[Dataset items]
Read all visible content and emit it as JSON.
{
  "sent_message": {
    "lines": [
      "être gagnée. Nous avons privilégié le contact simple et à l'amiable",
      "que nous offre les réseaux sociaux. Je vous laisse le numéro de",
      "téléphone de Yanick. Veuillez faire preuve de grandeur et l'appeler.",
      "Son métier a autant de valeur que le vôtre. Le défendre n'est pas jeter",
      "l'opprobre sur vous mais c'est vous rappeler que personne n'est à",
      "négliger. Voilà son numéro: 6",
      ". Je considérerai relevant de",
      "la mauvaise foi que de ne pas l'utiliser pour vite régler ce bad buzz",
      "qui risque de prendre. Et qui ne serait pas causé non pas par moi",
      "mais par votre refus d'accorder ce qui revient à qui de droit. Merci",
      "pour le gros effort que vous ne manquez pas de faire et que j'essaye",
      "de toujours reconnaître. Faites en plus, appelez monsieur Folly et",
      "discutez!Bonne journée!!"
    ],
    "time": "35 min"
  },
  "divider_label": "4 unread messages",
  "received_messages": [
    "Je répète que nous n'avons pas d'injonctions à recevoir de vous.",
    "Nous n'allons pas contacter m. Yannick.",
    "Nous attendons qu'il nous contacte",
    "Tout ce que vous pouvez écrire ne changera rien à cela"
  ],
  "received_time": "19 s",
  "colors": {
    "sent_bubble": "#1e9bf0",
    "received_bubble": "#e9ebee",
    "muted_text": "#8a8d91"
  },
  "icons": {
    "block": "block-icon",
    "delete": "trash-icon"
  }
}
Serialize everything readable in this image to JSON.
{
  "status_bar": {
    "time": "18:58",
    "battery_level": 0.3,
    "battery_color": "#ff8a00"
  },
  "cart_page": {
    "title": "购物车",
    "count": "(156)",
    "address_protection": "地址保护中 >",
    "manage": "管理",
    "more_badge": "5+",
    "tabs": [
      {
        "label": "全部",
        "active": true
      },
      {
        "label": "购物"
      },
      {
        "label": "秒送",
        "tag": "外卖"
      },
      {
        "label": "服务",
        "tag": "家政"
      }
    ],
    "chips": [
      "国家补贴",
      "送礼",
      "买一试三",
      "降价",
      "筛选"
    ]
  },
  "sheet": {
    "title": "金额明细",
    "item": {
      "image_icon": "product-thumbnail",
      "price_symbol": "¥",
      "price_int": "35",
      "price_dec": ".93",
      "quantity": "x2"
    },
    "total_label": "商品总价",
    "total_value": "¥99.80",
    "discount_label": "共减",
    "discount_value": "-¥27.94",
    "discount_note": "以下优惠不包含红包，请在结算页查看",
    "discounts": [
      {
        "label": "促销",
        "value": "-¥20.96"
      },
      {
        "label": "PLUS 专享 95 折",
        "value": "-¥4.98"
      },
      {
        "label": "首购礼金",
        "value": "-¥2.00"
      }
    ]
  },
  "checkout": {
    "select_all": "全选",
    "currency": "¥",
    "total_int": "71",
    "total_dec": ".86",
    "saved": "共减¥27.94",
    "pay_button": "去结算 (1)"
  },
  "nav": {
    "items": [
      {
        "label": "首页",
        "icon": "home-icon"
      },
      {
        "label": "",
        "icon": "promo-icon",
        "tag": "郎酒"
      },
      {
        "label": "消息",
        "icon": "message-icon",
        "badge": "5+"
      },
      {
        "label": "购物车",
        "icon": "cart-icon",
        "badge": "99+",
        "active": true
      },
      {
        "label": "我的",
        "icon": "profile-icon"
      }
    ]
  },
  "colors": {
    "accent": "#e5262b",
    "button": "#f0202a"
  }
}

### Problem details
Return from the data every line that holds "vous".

### Response to the task
      "que nous offre les réseaux sociaux. Je vous laisse le numéro de",
      "l'opprobre sur vous mais c'est vous rappeler que personne n'est à",
      "pour le gros effort que vous ne manquez pas de faire et que j'essaye",
    "Je répète que nous n'avons pas d'injonctions à recevoir de vous.",
    "Tout ce que vous pouvez écrire ne changera rien à cela"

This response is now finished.